As Elizabeth Weill-Greenberg reported for The Appeal, the ACLU study found that 45 percent of the inmates at Fulton County Jail had not been formally charged. Georgia law states: “Any person who is arrested for a crime and who is refused bail shall, within 90 days after the date of confinement, be entitled to have the charge against him or her heard by a grand jury having jurisdiction over the accused person.” Most of the inmates being held were arrested for misdemeanor cases, according to the ACLU, which also found that 90 percent of those held at the Fulton County jail were Black.

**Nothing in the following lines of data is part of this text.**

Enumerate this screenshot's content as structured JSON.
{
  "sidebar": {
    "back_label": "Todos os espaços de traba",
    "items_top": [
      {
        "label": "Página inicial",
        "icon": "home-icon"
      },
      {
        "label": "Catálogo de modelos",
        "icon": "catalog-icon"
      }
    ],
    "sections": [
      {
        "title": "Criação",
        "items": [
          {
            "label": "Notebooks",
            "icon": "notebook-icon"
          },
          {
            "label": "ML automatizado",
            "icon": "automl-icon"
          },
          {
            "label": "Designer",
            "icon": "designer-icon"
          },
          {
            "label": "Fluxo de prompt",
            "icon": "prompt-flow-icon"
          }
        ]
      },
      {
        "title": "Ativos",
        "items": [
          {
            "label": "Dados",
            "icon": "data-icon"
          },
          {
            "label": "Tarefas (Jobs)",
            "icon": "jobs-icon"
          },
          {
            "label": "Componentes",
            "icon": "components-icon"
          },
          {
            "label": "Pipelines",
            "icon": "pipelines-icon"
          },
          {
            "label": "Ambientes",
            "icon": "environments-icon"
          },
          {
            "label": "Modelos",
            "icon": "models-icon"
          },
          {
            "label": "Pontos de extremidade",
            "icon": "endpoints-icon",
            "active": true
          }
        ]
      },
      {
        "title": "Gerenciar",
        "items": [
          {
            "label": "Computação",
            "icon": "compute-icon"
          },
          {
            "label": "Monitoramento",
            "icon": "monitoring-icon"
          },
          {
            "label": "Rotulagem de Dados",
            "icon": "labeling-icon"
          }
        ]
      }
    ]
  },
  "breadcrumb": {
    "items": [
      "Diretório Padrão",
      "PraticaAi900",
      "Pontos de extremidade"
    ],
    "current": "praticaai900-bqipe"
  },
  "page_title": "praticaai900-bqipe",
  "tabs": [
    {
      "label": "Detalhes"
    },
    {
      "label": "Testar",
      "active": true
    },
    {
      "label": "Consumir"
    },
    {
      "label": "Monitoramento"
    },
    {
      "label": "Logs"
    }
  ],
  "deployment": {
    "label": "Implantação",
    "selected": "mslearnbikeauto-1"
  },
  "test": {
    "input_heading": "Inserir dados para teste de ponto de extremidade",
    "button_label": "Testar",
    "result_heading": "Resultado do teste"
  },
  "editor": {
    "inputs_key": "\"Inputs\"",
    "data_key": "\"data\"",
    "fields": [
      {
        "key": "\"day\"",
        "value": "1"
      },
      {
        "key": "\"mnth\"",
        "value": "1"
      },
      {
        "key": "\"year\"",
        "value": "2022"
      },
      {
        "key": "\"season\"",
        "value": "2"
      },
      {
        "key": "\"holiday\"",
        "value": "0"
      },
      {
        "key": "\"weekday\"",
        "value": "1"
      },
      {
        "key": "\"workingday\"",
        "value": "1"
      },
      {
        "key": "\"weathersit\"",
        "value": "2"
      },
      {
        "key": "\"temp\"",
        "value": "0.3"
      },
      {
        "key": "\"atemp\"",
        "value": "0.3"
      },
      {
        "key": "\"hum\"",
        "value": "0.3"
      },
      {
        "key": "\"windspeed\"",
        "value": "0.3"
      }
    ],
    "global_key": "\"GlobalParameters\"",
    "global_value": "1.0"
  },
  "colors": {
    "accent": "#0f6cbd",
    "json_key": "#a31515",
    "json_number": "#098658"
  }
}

The Atlanta City Council came to an agreement with Sheriff Patrick Labat as well as Fulton County to transfer several hundred inmates to the Atlanta City Detention Center, which would alleviate the overpopulation crisis. However, these transfers have been delayed pending a new study by the Justice Policy Board, a joint effort by local governmental agencies and nonprofits to develop alternatives to incarceration for Fulton County and the city of Atlanta. Sheriff Labat said he believed this was a “stall tactic” and that moving the inmates would help solve the overpopulation problem. Justice reform groups and local groups have questioned the proposed transfer as a genuine solution. In line with the ACLU study, they call for the release of hundreds of those detained.
As of October 2022, no major national news outlet has covered the issue of Fulton County’s overpopulated jail. The issue has been the topic of local news reports, including coverage by Atlanta-based news outlets.
Source: Elizabeth Weill-Greenberg, “Nearly Half the People at Crowded Atlanta Jail Haven’t Been Formally Charged With a Crime, ACLU Says,” The Appeal, October 12, 2022.
Student Researcher: Jaden Humble (Salisbury University)
Faculty Evaluator: Jennifer Cox (Salisbury University)